### REQUIRED WORK
A single number is required: how many lines below include the string "this".
*** Opening EXTRACTED ENTRIES ***
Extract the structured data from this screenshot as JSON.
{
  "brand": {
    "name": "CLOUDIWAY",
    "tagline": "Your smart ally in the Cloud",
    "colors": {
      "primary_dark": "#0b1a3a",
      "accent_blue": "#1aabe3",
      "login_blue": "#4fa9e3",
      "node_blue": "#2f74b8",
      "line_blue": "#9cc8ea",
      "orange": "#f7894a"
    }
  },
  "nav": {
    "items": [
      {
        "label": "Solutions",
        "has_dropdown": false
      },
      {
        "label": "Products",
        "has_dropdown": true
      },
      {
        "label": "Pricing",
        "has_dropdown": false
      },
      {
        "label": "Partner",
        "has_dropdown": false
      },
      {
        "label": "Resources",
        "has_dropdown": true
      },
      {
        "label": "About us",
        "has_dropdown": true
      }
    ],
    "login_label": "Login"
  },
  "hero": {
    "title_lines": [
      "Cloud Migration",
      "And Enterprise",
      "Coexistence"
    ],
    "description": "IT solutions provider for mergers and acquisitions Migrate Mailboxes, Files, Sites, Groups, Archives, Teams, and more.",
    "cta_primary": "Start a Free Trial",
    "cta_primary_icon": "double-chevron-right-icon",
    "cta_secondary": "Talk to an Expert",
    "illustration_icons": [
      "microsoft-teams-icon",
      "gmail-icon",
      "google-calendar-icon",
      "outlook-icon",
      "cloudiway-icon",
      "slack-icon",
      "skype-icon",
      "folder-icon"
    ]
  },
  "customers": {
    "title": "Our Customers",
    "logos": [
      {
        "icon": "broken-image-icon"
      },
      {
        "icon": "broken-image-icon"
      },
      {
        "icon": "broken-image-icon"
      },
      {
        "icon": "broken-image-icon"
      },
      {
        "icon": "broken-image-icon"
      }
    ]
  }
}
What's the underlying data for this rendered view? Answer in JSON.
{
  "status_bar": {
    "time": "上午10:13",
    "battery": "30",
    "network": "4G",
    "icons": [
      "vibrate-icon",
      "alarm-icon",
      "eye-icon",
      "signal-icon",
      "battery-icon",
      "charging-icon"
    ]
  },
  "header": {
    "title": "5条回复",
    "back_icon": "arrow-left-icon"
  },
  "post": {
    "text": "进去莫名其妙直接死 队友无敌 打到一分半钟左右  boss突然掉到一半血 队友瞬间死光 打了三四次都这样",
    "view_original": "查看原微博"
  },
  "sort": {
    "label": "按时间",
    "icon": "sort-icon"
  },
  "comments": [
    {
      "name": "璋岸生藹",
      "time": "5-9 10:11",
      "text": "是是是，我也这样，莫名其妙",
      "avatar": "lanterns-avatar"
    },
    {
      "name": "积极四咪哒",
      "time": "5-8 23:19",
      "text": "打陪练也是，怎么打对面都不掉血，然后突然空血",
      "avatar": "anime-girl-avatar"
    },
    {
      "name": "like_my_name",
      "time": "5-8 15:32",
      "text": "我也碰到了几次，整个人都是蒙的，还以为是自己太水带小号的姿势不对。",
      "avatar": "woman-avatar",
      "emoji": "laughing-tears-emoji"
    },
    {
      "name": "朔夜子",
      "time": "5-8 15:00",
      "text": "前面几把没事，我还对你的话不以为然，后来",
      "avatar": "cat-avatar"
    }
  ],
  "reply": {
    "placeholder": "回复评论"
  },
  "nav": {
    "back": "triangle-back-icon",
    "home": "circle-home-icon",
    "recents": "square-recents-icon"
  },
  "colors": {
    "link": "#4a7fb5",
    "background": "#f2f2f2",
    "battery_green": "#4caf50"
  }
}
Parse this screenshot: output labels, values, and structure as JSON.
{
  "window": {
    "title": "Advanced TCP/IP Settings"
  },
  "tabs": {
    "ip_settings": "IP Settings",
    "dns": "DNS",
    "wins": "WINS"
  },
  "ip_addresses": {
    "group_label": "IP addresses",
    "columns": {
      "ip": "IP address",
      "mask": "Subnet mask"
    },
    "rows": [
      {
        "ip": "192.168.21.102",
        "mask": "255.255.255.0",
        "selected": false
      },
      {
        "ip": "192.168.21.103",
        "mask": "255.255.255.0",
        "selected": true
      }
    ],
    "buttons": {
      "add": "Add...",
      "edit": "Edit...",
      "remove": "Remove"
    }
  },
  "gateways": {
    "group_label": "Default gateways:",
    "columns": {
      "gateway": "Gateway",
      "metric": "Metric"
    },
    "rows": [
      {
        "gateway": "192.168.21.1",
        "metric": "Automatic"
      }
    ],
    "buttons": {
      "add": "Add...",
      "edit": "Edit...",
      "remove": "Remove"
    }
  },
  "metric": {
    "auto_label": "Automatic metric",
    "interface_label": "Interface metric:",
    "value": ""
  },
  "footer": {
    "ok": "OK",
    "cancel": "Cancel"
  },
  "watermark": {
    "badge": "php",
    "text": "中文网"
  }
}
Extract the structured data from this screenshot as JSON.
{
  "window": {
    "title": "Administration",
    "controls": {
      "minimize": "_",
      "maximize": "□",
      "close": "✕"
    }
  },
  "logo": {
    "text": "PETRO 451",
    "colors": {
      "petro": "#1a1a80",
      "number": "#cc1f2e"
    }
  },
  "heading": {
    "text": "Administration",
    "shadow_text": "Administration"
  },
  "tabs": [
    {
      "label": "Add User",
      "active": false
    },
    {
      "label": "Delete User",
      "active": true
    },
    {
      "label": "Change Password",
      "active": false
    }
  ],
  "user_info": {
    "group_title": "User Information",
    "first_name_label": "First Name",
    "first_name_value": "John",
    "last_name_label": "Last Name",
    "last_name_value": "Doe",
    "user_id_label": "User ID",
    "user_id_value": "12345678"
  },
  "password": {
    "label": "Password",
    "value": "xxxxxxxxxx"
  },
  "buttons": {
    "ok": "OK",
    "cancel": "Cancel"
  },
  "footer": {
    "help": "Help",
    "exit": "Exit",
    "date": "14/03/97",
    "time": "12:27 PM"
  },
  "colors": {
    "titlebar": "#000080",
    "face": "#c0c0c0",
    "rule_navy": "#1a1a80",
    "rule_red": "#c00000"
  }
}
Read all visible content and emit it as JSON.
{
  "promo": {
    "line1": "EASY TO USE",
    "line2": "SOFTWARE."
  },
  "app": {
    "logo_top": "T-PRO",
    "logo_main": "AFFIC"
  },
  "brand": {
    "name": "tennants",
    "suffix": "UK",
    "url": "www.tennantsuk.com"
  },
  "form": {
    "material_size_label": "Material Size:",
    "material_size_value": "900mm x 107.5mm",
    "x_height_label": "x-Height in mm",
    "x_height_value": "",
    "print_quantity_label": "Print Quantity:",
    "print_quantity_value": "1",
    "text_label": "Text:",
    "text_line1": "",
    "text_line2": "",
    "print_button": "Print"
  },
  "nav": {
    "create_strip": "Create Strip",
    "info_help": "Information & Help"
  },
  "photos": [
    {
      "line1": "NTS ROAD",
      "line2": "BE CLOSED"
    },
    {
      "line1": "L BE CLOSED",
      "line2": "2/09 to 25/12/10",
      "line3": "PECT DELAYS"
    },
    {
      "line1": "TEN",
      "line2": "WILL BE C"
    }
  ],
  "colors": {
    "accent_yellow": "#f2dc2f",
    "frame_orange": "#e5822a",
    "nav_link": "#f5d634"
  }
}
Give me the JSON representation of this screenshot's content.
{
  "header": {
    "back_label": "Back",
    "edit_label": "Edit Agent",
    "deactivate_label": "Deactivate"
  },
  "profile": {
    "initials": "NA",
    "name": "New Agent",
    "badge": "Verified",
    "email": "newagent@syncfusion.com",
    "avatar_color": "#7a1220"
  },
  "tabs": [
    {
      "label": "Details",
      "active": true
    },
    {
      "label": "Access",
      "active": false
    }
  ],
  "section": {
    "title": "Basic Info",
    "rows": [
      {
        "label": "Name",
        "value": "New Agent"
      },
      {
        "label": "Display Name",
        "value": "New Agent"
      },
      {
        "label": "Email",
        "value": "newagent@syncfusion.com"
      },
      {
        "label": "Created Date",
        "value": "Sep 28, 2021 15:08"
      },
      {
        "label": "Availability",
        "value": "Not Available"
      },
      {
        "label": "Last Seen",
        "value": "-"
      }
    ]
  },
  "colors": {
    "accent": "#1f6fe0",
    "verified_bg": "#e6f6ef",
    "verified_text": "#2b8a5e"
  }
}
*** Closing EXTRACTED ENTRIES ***
### ANSWER BOX
5